A Dutch Book is a set of bets that you consider individually fair, but which collectively guarantee a loss
This usually happens when people commit probabilistic fallacies (e.g. the conjunction fallacy, believing $P(A \land B | E) > P(A | E)$ when this can never be the case). Another common mistake is double counting probabilities
For example, if J believes that $P(heads) = P(tails) = \frac 2 3$, we can propose two bets
- Pay $2; win $3 if heads, $0 if tails
- Pay $2; win $3 if tails, $0 if heads
Both bets make sense for J. However, if J takes both bets, then he faces a guaranteed loss of $1
For any given bet (set $p$ to be $1-p$ for the against case):
|Player wins bet||Player loses bet|
# Dutch Book Theorem
Based on the Kolmogorov probability axioms,
- If any axiom is violated, a Dutch Book can be made.

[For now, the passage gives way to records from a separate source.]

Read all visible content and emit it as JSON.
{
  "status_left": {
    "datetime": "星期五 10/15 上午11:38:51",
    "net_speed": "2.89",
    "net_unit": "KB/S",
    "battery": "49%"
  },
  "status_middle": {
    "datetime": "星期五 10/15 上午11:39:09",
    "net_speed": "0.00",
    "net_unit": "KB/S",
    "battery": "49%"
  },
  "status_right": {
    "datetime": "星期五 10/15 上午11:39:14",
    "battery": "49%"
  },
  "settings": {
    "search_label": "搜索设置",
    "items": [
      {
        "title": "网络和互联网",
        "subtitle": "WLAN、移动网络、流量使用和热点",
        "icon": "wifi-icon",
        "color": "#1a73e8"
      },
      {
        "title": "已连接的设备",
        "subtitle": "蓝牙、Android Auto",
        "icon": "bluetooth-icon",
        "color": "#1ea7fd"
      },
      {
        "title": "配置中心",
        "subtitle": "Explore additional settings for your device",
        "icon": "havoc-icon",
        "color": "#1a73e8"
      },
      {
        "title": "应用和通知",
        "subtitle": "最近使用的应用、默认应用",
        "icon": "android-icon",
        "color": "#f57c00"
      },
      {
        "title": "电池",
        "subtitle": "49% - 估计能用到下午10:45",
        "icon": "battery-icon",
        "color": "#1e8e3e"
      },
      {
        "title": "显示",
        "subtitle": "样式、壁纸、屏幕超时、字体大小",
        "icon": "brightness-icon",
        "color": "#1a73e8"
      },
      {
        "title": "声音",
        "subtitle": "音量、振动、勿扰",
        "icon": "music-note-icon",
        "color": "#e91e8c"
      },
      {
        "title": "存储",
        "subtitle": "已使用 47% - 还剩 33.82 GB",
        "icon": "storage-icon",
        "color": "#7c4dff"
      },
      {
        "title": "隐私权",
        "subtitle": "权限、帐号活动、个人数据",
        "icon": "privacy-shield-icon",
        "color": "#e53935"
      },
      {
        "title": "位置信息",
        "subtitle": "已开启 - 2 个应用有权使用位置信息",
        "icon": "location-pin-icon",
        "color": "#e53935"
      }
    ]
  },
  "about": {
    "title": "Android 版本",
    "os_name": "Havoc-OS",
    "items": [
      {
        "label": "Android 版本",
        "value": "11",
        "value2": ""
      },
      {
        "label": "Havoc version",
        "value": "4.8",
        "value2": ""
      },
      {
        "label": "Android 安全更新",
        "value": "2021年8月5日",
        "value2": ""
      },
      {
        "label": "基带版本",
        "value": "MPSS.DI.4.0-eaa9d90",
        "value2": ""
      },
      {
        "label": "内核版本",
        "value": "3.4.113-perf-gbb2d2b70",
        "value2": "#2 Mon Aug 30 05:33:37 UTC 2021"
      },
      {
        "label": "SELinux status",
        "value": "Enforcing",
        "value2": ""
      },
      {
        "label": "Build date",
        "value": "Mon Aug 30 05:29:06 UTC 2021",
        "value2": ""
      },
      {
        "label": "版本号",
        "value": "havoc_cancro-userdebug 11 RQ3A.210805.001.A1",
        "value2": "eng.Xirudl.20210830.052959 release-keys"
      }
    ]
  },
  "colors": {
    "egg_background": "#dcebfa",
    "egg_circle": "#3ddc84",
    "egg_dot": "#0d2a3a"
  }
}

- If no axiom is violated, then no Dutch Book can be made.